After this ceremony I have arranged a group photo so that I can take it with me when I return to Belgium on Friday. The photo will be presented to village of Les Hayons on the 14th of July, the 71st anniversary of the crash.
We are fortunate that we are joined here today by Moorcroft's relatives. Phil Ball and his wife Julie have travelled all the way from Guernsey to be with us at this event, and Andrew Leeming has come up from Worcester
Finally, I would also like to welcome an honoured old boy of Ormskirk Grammar School, Mr John Postles. Mr Postles was a pupil from 1935 until 1940 and actually knew many of the young men whose names are on the memorial. He has kindly donated to the school his memories of his own service to his country in the form of a book. I'm sure he won't mind me also telling to that he will be 92 years old in September and is a D Day veteran.
William John Moorcroft – Killed in battle July 14th 1943 aged 22yrs
Navigator on Lancaster Bomber DS690
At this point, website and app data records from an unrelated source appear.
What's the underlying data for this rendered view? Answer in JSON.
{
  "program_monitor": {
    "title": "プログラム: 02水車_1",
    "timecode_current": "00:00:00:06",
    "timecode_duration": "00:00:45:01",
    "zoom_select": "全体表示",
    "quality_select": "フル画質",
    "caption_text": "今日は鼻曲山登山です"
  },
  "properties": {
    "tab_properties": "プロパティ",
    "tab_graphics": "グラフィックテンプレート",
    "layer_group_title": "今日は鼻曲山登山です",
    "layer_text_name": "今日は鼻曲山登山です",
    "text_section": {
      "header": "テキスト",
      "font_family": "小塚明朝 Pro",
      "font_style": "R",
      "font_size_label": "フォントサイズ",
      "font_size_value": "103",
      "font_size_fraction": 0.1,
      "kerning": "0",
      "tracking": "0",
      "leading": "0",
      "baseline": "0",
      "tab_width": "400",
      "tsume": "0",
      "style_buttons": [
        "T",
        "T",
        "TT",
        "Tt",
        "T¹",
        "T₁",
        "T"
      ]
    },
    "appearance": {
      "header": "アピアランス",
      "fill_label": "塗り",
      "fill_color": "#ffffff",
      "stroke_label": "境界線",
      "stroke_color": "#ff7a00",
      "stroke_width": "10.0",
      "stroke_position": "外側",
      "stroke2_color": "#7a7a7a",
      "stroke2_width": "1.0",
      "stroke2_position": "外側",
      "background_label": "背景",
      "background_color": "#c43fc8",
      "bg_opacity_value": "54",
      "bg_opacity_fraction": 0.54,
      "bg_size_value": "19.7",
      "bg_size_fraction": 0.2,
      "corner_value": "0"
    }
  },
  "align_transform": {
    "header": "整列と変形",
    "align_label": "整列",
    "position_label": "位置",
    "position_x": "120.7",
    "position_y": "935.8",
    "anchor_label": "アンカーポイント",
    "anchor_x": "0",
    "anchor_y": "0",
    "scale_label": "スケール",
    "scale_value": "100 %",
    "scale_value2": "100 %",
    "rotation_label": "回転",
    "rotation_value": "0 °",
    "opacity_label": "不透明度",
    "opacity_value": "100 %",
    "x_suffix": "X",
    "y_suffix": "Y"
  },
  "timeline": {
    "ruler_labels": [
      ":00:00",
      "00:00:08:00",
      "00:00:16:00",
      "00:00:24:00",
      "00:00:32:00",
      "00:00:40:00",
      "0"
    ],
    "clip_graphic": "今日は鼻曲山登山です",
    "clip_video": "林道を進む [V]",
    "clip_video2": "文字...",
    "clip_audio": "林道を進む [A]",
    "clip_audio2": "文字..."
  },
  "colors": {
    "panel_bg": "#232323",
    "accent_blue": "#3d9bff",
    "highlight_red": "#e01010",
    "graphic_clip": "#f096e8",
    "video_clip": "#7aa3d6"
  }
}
WJ Moorcroft was born 10 May 1921 and he was a pupil at Ormskirk Grammar School. During WW2 he joined the RAF and became the Navigator on a Lancaster bomber, DS690, which was shot down over Belgium in 1943. The aircraft crashed at La Cornette, a hamlet near to a village called Les Hayons. The residents found the bodies of the airmen and spirited them away before the Nazis could find them. They buried them in the graveyard of the village church. Despite threats of their entire families being killed, the Belgian people quietly sang the British National Anthem whilst the aircraft crew were being buried in an unmarked grave.
After the war ended, the Commonwealth War Graves Commission erected proper headstones on the grave. The villagers also erected a memorial at the crash site to the six men who died and ever since then they have honoured their memory on the anniversary of the crash, as well as on Remembrance Day.
Last year, on the 70th anniversary of the crash, a Service of Remembrance was held at the site. Ormskirk School was represented at this service and wreaths were laid both at the memorial and on the graves.
The Belgian people said that they owed a debt of gratitude to the Bomber crews because it was seeing the Lancaster bombers flying overhead that gave them hope that they would be free from occupation by the Nazis. They will never forget the sacrifice of our young men so that we could all be free.
“They shall not grow old, as we that are left grow old
Age shall not weary them nor the years condemn
At the going down of the sun and in the morning
We shall remember them”
May they rest in Peace.